Avoiding identity theft doesn’t always mean buying expensive identity protection services. While many people purchase these and find them very beneficial, other people prefer to do things on their own. Some people also just don’t have the money to spend-but they still want to protect their good name and their credit rating.
A poor credit rating can cause a lot of difficulties, so avoiding credit problems is important. Once a person becomes a victim of identity fraud, it can take months or years to correct it, and it can also cost thousands of dollars. Stopping it before it gets started is a much better choice than trying to correct it later.
Simple Consumer Protection Tips
Whether a consumer belongs to an identity protection service, uses software to help protect his identity, or chooses to have identity theft lawyers on retainer, there are still steps he can take all on his own in order to protect himself more fully. These include the following:
- Don’t give out a social security number unless it’s absolutely necessary (employment, tax returns, etc).
- Don’t carry a social security card around. Leave it in a secure place at home.
- Add fraud alerts to credit reports at all three bureaus.
- Check credit reports from all three credit bureaus at least once a year and dispute any items that are fraudulent or incorrect.
- Pay attention to the privacy and security measures in place on Websites when buying online.
Just by taking simple measures, a consumer can help to avoid identity theft. These measures don’t guarantee safety, but they do help reduce the number of people who need identity theft lawyers or who see their credit rating come back too low to be approved for a loan, simply because someone has done damage to their credit that they weren’t aware of.
Identity Theft Victims Have Rights
People who have been victims of identity theft often find that identity theft lawyers are necessary to straighten things out. This can cost a lot of money and take a long time. Other people choose to tackle the theft problem themselves, and they don’t always know who to contact or where to turn.
Overall, there are two places that identity fraud victims should contact first: the Federal Trade Commission (FTC) and the local police or sheriffs department.

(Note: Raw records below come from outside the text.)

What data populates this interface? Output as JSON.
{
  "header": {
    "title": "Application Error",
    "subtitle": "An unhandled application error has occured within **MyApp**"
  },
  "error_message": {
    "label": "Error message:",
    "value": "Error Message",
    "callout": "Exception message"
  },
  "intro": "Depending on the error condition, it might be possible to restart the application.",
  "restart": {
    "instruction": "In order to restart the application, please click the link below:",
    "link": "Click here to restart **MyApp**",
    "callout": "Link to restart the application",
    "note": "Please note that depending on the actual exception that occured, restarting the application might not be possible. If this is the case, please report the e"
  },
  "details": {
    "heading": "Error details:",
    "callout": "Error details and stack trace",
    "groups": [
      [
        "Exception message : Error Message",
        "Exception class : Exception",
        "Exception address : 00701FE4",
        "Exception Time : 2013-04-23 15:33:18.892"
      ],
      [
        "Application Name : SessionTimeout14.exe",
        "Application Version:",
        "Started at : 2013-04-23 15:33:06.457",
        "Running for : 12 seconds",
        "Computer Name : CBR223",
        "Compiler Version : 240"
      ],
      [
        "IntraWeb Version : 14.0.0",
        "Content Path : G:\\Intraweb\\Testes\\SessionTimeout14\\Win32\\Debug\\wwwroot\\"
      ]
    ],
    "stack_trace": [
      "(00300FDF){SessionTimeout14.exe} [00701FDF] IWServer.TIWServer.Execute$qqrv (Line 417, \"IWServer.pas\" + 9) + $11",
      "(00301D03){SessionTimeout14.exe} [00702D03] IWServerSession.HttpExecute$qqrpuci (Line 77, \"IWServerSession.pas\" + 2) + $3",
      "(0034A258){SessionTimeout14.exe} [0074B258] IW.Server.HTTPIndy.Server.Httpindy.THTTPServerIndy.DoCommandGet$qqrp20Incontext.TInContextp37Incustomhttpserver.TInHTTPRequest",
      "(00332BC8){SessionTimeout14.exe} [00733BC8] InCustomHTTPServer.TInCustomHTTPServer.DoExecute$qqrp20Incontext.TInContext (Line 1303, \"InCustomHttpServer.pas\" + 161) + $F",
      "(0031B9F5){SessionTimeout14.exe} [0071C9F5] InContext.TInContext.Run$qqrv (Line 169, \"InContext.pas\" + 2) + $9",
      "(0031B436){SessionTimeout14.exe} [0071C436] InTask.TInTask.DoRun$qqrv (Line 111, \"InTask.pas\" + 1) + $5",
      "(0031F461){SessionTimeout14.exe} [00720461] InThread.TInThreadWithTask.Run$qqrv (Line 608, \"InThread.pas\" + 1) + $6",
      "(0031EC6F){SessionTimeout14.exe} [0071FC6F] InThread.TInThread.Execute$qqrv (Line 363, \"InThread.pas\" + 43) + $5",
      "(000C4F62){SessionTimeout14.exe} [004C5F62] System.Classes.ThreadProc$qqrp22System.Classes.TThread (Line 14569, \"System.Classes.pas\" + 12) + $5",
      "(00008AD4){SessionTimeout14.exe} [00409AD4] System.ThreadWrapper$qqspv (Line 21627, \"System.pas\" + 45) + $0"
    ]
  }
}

Contacting both of these organizations will ensure that all of the proper authorities are notified and have access to the information, which can help stop identity thieves across state lines.
Once the authorities have been notified, an identity theft victim should contact the credit bureaus and request copies of his credit report. He should also request a fraud alert to be placed on his credit reports, which will stop more credit from being opened in his name. At that point, and with the information from the authorities, disputes and a clean up of the credit reports can begin.